Citigroup ( C) and J.P. Morgan ( JPM) will be on the hot seat again on Capitol Hill over their business dealings with Enron.

Earlier this summer, a Senate subcommittee held several high-profile hearings that explored the role both banks played in arranging questionable financing deals for Enron involving so-called prepaid oil and gas contracts.

The hearings, during which lawmakers accused the banks of helping Enron inflate its earnings, created a tidal wave of negative publicity for Citigroup and J.P. Morgan and contributed to a fierce selloff in the banks' stocks.

And now lawmakers seem poised to tackle the potentially embarrassing subject one more time, sources say.

In a surprise move, Sen. Carl Levin (D., Mich.), the outgoing chairman of the Senate's Permanent Subcommittee on Investigations, has scheduled another all-day hearing on Dec. 11 to look into the deals between the two big banks and Enron.

Sources say that in the past few days, Levin's office has notified both banks that some of their employees who worked on the financing deals may be asked to testify. In addition, the panel intends to call a number of securities regulators as witnesses. The panel may release a list of witnesses on Friday.

The timing of the latest hearing could be particularly problematic for J.P. Morgan, which is in court right now trying to defend those very same deals. Earlier this week, a federal jury in New York began hearing testimony in J.P. Morgan's quest to force a group of 11 insurers to honor a $1 billion insurance policy it took on $3.7 billion in prepay deals with Enron.

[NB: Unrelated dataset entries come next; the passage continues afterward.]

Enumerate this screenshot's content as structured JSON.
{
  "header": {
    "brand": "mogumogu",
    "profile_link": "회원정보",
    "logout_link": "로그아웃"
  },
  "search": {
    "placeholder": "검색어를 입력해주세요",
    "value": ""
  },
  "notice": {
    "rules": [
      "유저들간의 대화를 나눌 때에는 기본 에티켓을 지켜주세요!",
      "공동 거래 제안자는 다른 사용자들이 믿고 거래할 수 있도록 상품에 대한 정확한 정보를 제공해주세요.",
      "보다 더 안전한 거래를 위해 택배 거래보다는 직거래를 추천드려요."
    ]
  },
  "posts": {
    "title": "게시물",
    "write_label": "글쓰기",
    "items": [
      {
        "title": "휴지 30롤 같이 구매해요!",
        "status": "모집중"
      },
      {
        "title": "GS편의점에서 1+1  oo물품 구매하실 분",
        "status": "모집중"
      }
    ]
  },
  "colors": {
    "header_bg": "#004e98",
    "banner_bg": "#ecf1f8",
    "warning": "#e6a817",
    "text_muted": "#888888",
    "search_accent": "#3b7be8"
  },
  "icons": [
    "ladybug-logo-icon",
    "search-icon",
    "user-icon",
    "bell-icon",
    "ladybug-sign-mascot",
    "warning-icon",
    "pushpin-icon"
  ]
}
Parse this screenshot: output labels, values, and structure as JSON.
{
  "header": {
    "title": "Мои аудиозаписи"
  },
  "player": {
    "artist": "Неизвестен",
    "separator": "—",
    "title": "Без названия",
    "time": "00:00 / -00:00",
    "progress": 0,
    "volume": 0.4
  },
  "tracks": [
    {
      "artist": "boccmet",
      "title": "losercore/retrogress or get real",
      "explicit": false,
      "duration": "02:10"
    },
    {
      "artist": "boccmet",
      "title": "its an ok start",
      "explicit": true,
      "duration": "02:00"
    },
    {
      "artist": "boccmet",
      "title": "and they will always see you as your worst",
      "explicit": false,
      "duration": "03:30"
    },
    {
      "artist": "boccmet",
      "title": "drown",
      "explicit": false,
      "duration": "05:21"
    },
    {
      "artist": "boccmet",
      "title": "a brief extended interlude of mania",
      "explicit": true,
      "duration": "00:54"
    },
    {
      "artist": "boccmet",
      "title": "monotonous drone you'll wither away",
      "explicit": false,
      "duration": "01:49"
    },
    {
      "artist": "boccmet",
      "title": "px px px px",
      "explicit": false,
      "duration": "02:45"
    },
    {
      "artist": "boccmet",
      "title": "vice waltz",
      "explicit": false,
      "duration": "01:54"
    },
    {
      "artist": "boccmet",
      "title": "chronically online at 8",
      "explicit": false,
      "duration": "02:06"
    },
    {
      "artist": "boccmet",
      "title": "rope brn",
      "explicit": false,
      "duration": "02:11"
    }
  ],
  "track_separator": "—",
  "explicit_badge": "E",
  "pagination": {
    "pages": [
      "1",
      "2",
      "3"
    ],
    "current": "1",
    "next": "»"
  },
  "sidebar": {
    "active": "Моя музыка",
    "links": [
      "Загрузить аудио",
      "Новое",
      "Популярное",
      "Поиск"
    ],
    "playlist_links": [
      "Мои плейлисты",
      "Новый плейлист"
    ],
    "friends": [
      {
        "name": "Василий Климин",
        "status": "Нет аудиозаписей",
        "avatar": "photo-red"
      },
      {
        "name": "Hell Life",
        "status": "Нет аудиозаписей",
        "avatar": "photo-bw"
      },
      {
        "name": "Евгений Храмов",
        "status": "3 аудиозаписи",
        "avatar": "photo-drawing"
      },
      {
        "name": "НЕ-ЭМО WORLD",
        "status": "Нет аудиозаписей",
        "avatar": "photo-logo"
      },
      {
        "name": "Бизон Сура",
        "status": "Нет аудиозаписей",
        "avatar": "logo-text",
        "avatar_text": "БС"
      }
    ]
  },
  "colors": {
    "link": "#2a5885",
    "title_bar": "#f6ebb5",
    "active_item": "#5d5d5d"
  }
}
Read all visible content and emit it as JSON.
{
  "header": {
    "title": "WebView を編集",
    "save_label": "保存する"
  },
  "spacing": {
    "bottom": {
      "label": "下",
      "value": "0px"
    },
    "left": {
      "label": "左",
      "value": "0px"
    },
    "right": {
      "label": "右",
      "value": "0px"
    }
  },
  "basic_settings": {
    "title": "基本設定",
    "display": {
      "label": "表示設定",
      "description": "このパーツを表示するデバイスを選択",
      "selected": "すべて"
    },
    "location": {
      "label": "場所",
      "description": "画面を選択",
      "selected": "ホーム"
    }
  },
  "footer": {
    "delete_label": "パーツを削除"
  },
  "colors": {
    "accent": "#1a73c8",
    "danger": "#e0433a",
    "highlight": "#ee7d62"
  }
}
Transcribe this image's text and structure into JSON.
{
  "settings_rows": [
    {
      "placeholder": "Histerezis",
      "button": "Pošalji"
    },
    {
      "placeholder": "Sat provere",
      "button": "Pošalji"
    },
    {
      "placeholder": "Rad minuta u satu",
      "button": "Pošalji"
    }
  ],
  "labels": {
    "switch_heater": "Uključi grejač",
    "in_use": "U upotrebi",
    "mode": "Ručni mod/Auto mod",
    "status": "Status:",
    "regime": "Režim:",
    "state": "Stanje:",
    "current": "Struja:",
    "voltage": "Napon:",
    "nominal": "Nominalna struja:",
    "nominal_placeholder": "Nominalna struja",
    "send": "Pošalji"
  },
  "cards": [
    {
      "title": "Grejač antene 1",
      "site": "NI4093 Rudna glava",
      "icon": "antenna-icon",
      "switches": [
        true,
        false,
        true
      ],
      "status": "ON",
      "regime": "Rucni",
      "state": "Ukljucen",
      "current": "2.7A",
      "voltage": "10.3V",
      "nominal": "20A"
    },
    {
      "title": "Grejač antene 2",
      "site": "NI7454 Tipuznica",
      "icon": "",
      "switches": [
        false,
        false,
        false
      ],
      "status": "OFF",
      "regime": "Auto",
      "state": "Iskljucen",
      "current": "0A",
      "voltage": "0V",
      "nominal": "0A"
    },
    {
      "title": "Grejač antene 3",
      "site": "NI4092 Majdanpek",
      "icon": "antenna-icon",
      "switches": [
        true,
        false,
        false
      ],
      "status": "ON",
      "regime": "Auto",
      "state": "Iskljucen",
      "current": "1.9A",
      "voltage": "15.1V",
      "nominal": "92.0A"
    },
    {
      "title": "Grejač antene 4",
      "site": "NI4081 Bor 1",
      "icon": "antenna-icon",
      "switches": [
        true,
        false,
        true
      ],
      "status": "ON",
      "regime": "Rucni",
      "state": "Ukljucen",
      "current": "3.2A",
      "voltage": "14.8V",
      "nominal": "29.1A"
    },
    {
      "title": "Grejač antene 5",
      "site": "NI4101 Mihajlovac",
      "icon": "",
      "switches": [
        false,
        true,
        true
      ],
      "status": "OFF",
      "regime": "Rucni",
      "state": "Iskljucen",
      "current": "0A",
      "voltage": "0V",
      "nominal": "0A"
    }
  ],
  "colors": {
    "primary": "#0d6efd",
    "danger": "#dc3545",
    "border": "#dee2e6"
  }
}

The insurers are refusing to pay the $1 billion, claiming that the deals between J.P. Morgan were really "disguised loans," and not true contracts to buy and ship oil and gas supplies. J.P. Morgan, meanwhile, contends the insurers knew how the deals were structured and are simply looking for an excuse not to pay the bank.

If J.P. Morgan loses the lawsuit, it could be forced to take a $1 billion charge against earnings in the fourth quarter. A number of J.P Morgan executives are expected to testify during the three-week trial, including Marc Shapiro, the bank's vice chairman for finance and risk management, and Jeffrey Dellapina, a bank managing director.

During the earlier congressional hearings, Levin and other senators characterized the deals involving J.P. Morgan and Citigroup as "sham transactions." The lawmakers contend that the deals enabled Enron to mislead investors by reporting artificially inflated revenue and lower liabilities on its books.

Bank officials declined to comment on the newest hearing.

But it's clear that J.P. Morgan officials remain concerned about the potential for the company's dealings with Enron to stir up more negative publicity.

This week, on the eve of the trial in New York, William McDavid, the bank's general counsel, sent an email to the bank's employees telling them to expect to read some negative stories in the press about the bank over the next few weeks.

"As usual in litigation, our adversaries may try to confuse the jury with smear tactics such as taking phrases from documents that, when twisted or taken out of context, put us in a bad light or appear to support their theory," said McDavid in the email. "We hope you will also hear stories that go to the truth."